In reality, however, the spreadsheet lists multiple projects in Fayette, Greenbrier, McDowell, Mercer, Monroe, Nicholas, Raleigh, Summers and Wyoming counties to be funded with Parkways bonds, including work on the King Coal Highway and Coalfields Expressway.)
n Fight misinformation. The biggest misconception being spread is that the new package of increases in the state gas tax, DMV fees, and the motor vehicle privilege tax enacted in June somehow either won’t be sufficient or won’t be used to finance the $1.6 billion bond issue.
While the administration has conservatively estimated the new taxes and fees will bring in $130 million a year, or $3.25 billion over the 25-year life of the bonds, fiscal notes for the legislation (SB1006) put that number at over $140 million currently, with gas tax collections from the legislation projected to increase by $22 million a year by the out years.
Likewise, the fiscal note for DMV fee increases projects $81 million a year in additional revenue currently, but the law allows the DMV to increase fees every five years to account for consumer price inflation. (A wise move, considering that many of those DMV fees had been unchanged since the 1960s and ‘70s.)
Assuming the fees are increased by the maximum 10 percent allowed in the law every five years, in the 25th year of the bond issue, the fees would be bringing in not an additional $81 million a year, but approximately $130.5 million.
Clearly, the current revenue stream is more than sufficient to pay off $1.6 billion in bonds, and anyone who says otherwise is either buffooned or is purposely making false claims.
n Build trust.

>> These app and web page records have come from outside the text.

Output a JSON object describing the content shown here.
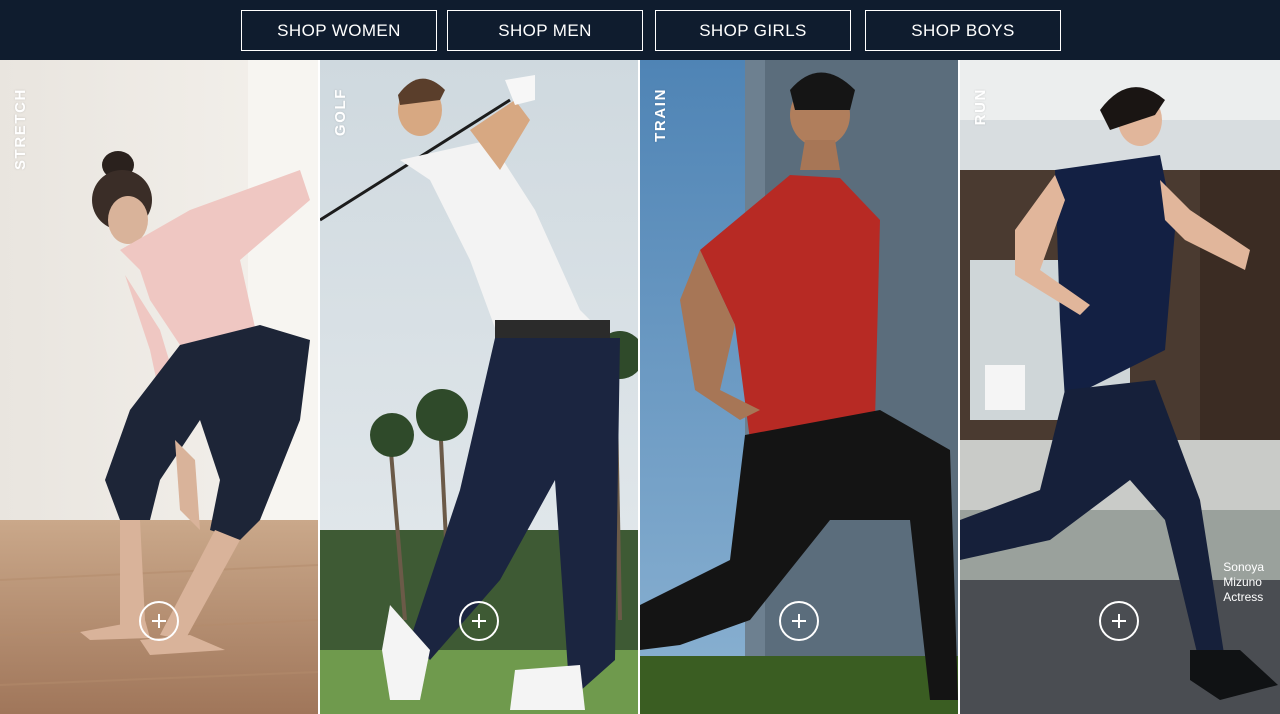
{
  "nav": {
    "buttons": [
      {
        "label": "SHOP WOMEN"
      },
      {
        "label": "SHOP MEN"
      },
      {
        "label": "SHOP GIRLS"
      },
      {
        "label": "SHOP BOYS"
      }
    ]
  },
  "panels": [
    {
      "label": "STRETCH",
      "icon": "plus-circle-icon"
    },
    {
      "label": "GOLF",
      "icon": "plus-circle-icon"
    },
    {
      "label": "TRAIN",
      "icon": "plus-circle-icon"
    },
    {
      "label": "RUN",
      "icon": "plus-circle-icon",
      "caption": [
        "Sonoya",
        "Mizuno",
        "Actress"
      ]
    }
  ],
  "colors": {
    "nav_background": "#0f1c2e",
    "button_border": "#ffffff",
    "text": "#ffffff"
  }
}
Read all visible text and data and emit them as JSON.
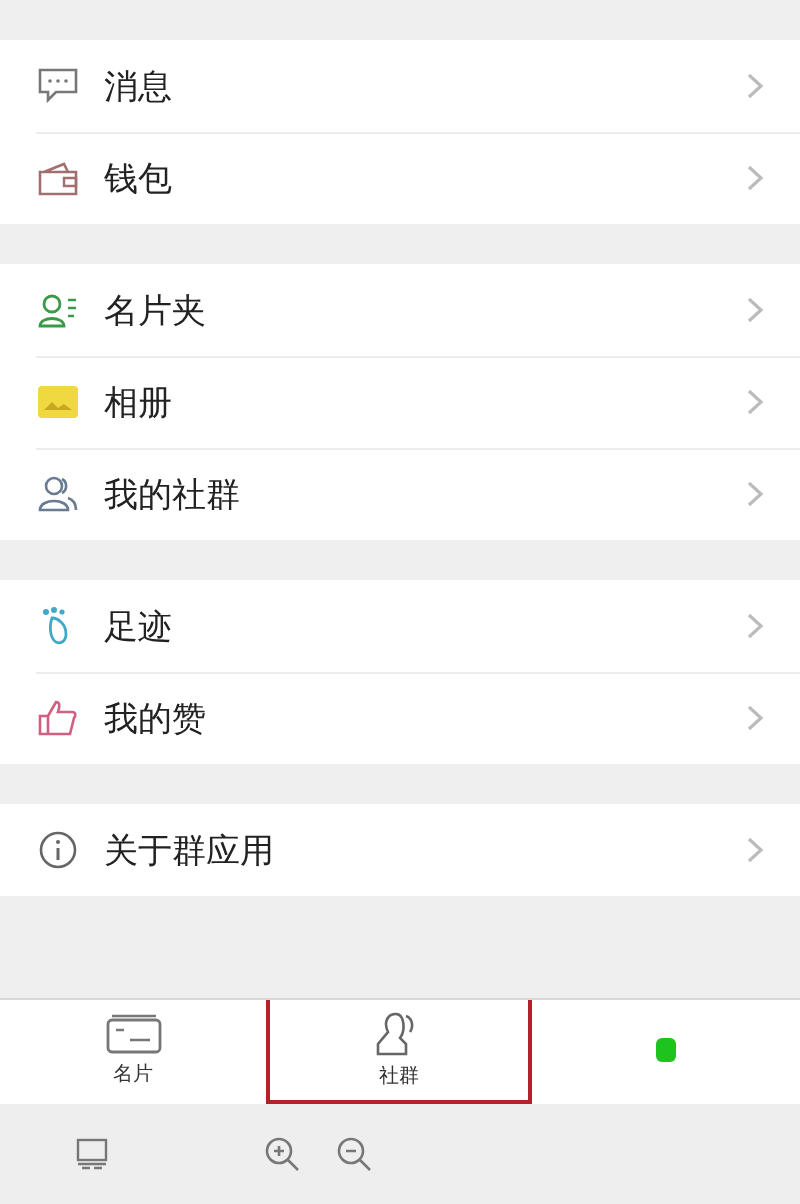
{
  "sections": [
    {
      "items": [
        {
          "label": "消息"
        },
        {
          "label": "钱包"
        }
      ]
    },
    {
      "items": [
        {
          "label": "名片夹"
        },
        {
          "label": "相册"
        },
        {
          "label": "我的社群"
        }
      ]
    },
    {
      "items": [
        {
          "label": "足迹"
        },
        {
          "label": "我的赞"
        }
      ]
    },
    {
      "items": [
        {
          "label": "关于群应用"
        }
      ]
    }
  ],
  "tab_bar": [
    {
      "label": "名片",
      "selected": false
    },
    {
      "label": "社群",
      "selected": true
    },
    {
      "selected": false
    }
  ]
}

Between longstanding stereotypes and very real news accounts, many see a Division of Highways plagued with waste, fraud and abuse.
Voters need confidence that a massive $2.5 billion wave of highways construction will be conducted in an open, honest and transparent manner, and will be as cost-efficient as possible.
▪ ▪ ▪
As agencies continue to move into newly renovated Capitol Complex Building 3, the bills for furnishing the new office space continue to roll in.
Marshall Reynolds’ Capitol Business Interiors continues to be the major benefactor, with August billings totaling $934,005 to WorkForce West Virginia, and $270,421 to the state Division of Tourism.
That brings total payments to date to Capitol Business Interiors for Building 3 furnishings to $4.345 million.
▪ ▪ ▪
Finally, speaking of tourism, Oshel Craigo has resigned from the state Tourism Commission, where he had served as chairman in recent years. That probably marks the end of a long and storied career in public service, highlighted by his eight-year tenure as Senate Finance Committee chairman.
Craigo was part of a trio of Senate Finance chairmen, beginning with Earl Ray Tomblin in 1987 and running through to Walt Helmick in 2012, who brought new levels of fiscal responsibility to the Legislature. During their tenures, the state established Rainy Day emergency reserve funds, came up with funding to stabilize critically underfunded state pension funds, and paid down massive Workers’ Compensation unfunded liabilities.
(Worth noting that under their leadership, it took days, not months, to enact state budgets.)
When discussing policy matters, Craigo frequently and famously reminded colleagues to consider the impact on the folks living in little white houses, a focus that has faded since his departure.
Craigo, meanwhile, has lived a true Horatio Alger story. Starting out as a barber, he would overhear businessmen talking about real estate transactions and business deals, absorbed the information like a sponge, and began dabbling in real estate and business ventures himself.
The rest, as they say, is history. There’s a reason why few regional fast food chains survive, let alone thrive, against big national competitors like McDonald’s, as Craigo’s Tudor’s Biscuit World chain has done.
(By the way, Jeffery Lusk, executive director of the Hatfield McCoy Regional Recreation Authority, succeeds Craigo as commission chairman.)
Reach Phil Kabler at philk@wvgazettemail, 304-348-1220 or follow @PhilKabler on Twitter.